  9. Ben Perfitt, thank you for your post. You have hit the nail squarely on the head. When I see the constant / pervasive marketing for Toyota, Hyundai, and Kia, I keep asking myself what the heck GM is thinking. It's easy to think that no one really cares about selling the cars. And it's maddening to think that GM might someday shutter the Buick brand because "no one cares". The fact is, enthusiasts like you and I appear to care far more than GM itself does. I wrote a lengthy email last week to auto industry analyst, Peter DeLorenzo, complaining about how GM is mishandling the Buick brand. This was days before the article appeared in the NYT. A futher example I cited was the Buick Verano of a few years back. Interestingly, the J.D. Powers and Associates quality surveys revealed that the Buick Verano was the most reliable / highest-quality model sold in America, regardless of manufacturer or country of origin. Owners seemed to love these cars. But we never saw a single advertisement touting the car's Lexus-beating quality. And rather than re-commit to the model and continue to refine it and intelligently market it, GM canceled it. . . . We know that the Toyota Camry and Honda Accord are industry powerhouses because their manufacturers stuck with them, allowing them to build incredible brand equity. This is a concept that GM fails to grasp. It's criminal that the long-running LeSabre nameplate, among others, was allowed to die.

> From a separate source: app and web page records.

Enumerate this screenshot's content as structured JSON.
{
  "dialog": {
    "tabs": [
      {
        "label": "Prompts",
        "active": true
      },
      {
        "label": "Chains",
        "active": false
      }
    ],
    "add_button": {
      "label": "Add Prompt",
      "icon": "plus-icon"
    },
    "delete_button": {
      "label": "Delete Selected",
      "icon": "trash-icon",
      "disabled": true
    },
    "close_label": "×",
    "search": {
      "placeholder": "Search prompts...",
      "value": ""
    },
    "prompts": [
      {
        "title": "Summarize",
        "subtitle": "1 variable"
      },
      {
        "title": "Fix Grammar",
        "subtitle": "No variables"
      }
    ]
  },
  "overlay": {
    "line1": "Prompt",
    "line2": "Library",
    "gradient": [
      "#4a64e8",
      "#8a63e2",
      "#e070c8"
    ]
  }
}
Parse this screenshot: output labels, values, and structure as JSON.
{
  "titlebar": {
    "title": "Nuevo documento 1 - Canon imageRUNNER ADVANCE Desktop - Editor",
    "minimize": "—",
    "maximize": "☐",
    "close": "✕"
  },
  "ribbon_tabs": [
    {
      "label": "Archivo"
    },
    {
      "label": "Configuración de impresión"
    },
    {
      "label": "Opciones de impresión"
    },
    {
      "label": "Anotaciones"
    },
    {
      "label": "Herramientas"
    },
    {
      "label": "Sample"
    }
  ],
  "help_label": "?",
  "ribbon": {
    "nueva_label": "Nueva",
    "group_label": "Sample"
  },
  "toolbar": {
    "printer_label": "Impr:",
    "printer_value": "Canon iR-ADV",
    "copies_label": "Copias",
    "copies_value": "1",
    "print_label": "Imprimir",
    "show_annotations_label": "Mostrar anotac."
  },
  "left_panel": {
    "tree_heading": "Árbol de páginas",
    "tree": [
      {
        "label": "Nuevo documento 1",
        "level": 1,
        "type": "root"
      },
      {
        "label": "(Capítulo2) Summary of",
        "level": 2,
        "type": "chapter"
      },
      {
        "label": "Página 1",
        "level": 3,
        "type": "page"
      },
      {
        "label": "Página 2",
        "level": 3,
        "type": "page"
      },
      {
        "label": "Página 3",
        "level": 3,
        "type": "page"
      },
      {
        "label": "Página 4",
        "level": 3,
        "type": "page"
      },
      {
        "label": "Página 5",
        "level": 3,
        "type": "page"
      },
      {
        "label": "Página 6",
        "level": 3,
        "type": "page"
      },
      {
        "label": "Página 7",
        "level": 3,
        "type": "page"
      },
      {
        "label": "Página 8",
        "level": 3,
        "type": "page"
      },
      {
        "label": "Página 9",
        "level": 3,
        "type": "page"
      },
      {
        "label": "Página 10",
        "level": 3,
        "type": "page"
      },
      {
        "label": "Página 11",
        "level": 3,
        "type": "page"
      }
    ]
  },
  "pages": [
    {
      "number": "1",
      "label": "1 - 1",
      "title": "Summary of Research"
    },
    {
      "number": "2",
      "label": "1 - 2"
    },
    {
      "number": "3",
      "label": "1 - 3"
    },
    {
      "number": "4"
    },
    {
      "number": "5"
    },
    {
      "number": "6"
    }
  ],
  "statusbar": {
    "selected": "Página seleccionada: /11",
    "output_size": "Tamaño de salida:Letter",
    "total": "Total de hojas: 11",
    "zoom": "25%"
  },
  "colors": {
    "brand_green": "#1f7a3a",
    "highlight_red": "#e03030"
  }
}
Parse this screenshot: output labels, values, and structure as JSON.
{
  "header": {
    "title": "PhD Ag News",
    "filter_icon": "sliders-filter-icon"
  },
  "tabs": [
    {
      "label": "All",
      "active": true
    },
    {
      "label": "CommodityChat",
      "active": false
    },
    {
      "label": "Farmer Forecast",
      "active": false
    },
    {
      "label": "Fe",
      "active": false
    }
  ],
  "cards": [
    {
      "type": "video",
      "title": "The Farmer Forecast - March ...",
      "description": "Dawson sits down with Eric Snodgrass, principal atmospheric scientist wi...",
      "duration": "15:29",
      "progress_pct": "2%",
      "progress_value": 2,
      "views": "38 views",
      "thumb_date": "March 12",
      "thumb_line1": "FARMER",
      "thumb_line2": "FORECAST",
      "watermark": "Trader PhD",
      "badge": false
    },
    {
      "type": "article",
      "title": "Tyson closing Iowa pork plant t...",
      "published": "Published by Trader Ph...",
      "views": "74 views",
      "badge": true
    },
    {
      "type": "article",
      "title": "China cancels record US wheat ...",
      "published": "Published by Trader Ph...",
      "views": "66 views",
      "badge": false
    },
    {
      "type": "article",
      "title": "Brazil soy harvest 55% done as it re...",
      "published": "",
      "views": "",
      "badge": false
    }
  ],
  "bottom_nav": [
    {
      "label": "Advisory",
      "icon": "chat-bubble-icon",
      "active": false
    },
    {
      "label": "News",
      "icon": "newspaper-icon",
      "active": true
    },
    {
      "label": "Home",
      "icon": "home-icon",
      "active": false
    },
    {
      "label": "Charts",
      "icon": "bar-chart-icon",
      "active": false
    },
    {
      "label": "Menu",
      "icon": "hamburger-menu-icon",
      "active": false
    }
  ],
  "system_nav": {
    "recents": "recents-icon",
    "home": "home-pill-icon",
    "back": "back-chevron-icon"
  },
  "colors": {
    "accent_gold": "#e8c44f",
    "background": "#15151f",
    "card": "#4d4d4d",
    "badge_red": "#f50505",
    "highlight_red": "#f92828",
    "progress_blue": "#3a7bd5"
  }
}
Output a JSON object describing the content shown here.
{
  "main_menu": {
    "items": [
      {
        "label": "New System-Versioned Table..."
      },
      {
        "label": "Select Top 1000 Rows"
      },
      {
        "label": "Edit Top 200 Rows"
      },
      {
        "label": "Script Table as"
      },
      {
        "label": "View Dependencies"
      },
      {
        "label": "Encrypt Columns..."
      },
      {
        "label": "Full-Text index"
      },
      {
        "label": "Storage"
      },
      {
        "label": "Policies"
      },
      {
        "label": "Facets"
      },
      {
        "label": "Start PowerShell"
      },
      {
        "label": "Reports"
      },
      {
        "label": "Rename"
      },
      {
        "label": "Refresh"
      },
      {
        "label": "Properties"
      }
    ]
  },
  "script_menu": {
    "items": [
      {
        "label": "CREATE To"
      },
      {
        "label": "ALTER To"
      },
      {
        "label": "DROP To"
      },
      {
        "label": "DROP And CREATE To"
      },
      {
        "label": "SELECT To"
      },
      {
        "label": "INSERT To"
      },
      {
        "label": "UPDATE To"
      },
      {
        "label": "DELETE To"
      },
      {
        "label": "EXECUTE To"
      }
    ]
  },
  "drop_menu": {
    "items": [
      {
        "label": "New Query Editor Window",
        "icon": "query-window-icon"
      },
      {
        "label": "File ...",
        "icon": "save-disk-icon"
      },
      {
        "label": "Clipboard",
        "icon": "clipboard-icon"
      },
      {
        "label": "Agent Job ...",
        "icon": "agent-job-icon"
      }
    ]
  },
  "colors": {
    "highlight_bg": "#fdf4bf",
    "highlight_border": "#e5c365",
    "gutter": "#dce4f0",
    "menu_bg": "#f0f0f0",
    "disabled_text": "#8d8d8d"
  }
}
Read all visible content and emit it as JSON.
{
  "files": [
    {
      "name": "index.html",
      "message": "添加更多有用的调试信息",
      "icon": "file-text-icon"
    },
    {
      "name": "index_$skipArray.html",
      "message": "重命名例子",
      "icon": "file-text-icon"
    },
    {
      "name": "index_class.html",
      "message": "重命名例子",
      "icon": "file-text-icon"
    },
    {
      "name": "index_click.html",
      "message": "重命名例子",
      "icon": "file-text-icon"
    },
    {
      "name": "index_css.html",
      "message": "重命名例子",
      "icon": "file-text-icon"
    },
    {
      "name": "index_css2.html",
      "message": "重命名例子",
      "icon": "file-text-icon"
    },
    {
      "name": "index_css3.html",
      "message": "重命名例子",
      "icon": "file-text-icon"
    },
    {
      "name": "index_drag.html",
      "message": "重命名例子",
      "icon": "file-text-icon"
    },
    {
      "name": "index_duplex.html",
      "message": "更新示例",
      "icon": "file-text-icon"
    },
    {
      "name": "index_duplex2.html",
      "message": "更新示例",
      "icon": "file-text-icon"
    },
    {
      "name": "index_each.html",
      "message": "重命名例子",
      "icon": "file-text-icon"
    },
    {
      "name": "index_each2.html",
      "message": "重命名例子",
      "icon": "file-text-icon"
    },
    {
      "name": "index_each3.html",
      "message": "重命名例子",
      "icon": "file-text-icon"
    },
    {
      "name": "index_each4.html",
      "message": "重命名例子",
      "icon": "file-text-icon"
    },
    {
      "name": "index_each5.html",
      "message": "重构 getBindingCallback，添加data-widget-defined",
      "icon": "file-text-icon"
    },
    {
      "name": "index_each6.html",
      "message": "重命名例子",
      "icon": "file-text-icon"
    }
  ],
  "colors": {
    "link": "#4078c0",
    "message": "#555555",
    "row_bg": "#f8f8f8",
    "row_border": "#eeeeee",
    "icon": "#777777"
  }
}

  10. General Motors has finally hired a Chief Marketing Officer, so let's hope that Buick gets some attention fast. The last major campaign -- "That's not a Buick" -- was stupid and insulting, and was no way to burnish the brand image. And there is a new Encore variant on the way in the near future -- albeit with 3-cylinder power -- and a new Buick Enspire CUV coming in 2021 for the US market. Hoping that the Enspire will be produced here and replace the non-competitive Envision from China.
  11. Many makes have deleted the brand nameplates from their products. Nonetheless, GM's unwillingness to invest in Buick in the USA is infuriating. Look at the billions that GM has blown on Cadillac during recent years, yet Buick gets almost nothing in terms of unique product for the U.S. market. And there is no worthwhile marketing or advertising for the brand. The remaining Buick passenger cars sold in the USA are imported from Germany, and those few buyers who even know that they are offered go to dealer lots to find that none are even in stock. It's tough to sell cars when none are on hand. General Motors could give lessons on destroying once-proud automotive brands.